● BRIEF
Repeat the line that contains "What data populates" exactly, along with each following line up to and including the last line of the entries.

------ DATA RECORDS ------

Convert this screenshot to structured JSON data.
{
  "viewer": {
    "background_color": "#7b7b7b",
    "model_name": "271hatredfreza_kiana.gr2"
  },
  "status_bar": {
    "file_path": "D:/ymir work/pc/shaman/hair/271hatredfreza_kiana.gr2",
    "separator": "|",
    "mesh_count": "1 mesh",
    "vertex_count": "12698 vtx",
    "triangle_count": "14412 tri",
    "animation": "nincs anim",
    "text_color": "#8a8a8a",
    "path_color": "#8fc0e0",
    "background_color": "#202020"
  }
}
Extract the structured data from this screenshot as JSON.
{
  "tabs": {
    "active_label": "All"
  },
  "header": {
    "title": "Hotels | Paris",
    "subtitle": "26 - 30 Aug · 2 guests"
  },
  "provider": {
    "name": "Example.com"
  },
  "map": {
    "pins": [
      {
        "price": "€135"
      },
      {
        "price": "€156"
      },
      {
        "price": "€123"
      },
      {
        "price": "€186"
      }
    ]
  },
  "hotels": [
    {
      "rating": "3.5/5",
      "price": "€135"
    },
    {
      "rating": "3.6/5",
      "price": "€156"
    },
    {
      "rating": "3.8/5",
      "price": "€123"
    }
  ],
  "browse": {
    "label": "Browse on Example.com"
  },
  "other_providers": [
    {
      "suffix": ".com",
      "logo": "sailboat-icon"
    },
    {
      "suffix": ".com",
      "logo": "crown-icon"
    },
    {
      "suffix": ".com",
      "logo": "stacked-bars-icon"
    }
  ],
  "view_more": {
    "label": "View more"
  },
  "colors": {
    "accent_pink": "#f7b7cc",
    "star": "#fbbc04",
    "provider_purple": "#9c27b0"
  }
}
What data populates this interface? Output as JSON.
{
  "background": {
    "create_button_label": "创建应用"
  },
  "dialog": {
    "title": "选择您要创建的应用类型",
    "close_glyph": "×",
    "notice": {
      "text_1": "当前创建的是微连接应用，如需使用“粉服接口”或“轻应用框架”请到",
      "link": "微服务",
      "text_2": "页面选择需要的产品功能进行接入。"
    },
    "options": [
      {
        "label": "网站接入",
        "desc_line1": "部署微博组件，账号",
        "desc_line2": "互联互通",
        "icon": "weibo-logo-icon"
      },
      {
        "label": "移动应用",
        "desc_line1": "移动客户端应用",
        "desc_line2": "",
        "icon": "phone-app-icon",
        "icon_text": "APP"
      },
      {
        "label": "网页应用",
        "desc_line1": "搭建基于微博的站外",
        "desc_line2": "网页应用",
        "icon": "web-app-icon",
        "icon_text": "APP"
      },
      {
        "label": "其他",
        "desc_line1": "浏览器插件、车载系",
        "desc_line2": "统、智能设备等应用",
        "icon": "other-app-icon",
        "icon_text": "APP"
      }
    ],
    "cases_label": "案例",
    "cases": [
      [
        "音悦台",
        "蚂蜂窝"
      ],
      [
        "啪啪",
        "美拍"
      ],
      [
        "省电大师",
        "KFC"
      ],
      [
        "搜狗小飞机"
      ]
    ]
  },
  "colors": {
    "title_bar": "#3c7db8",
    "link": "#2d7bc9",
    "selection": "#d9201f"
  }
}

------

● EXERCISE SOLUTION
What data populates this interface? Output as JSON.
{
  "background": {
    "create_button_label": "创建应用"
  },
  "dialog": {
    "title": "选择您要创建的应用类型",
    "close_glyph": "×",
    "notice": {
      "text_1": "当前创建的是微连接应用，如需使用“粉服接口”或“轻应用框架”请到",
      "link": "微服务",
      "text_2": "页面选择需要的产品功能进行接入。"
    },
    "options": [
      {
        "label": "网站接入",
        "desc_line1": "部署微博组件，账号",
        "desc_line2": "互联互通",
        "icon": "weibo-logo-icon"
      },
      {
        "label": "移动应用",
        "desc_line1": "移动客户端应用",
        "desc_line2": "",
        "icon": "phone-app-icon",
        "icon_text": "APP"
      },
      {
        "label": "网页应用",
        "desc_line1": "搭建基于微博的站外",
        "desc_line2": "网页应用",
        "icon": "web-app-icon",
        "icon_text": "APP"
      },
      {
        "label": "其他",
        "desc_line1": "浏览器插件、车载系",
        "desc_line2": "统、智能设备等应用",
        "icon": "other-app-icon",
        "icon_text": "APP"
      }
    ],
    "cases_label": "案例",
    "cases": [
      [
        "音悦台",
        "蚂蜂窝"
      ],
      [
        "啪啪",
        "美拍"
      ],
      [
        "省电大师",
        "KFC"
      ],
      [
        "搜狗小飞机"
      ]
    ]
  },
  "colors": {
    "title_bar": "#3c7db8",
    "link": "#2d7bc9",
    "selection": "#d9201f"
  }
}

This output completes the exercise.